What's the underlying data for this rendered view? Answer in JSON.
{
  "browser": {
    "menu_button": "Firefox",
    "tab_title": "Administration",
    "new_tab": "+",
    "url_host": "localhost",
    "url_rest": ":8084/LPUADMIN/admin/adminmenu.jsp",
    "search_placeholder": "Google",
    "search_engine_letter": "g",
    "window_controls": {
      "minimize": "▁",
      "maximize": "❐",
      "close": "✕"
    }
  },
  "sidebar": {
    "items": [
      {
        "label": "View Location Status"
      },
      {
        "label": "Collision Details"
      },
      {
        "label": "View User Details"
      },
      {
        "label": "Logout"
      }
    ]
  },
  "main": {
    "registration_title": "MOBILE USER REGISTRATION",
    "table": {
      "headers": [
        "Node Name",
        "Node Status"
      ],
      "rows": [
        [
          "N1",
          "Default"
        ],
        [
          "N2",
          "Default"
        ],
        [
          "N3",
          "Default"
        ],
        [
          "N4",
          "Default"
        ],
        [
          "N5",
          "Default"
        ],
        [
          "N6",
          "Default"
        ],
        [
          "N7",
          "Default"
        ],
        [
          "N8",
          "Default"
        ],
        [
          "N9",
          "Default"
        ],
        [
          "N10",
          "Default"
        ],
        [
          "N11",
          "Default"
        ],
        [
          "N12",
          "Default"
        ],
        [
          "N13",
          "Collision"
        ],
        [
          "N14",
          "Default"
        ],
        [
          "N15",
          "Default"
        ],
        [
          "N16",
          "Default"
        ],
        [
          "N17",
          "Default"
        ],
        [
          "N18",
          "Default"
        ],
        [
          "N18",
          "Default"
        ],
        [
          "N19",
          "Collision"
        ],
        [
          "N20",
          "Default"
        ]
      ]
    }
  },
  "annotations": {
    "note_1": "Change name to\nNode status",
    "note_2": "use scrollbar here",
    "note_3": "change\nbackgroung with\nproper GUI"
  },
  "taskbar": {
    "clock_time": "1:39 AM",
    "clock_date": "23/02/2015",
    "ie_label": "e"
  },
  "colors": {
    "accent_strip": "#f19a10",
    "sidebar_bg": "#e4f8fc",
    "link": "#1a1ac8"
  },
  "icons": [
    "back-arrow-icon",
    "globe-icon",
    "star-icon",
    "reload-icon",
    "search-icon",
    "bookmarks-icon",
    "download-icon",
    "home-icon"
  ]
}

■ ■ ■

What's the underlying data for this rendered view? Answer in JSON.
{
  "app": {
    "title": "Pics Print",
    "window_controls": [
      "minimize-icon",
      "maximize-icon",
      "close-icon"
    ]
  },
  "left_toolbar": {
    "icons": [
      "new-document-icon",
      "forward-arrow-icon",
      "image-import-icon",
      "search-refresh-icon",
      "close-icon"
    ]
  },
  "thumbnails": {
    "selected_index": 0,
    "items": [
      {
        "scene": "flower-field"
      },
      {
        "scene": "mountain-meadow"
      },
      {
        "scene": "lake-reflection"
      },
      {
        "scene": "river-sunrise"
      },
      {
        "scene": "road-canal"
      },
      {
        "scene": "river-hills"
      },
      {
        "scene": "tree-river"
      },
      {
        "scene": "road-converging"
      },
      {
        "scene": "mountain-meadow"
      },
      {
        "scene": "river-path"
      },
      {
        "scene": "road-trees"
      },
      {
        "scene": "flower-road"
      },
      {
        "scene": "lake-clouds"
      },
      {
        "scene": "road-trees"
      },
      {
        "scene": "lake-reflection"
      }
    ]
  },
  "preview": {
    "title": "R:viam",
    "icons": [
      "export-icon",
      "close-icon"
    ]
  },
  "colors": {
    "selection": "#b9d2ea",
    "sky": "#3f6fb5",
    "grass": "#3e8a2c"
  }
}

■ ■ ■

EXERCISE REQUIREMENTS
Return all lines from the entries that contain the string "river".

FINISHED TASK
        "scene": "river-sunrise"
        "scene": "river-hills"
        "scene": "tree-river"
        "scene": "river-path"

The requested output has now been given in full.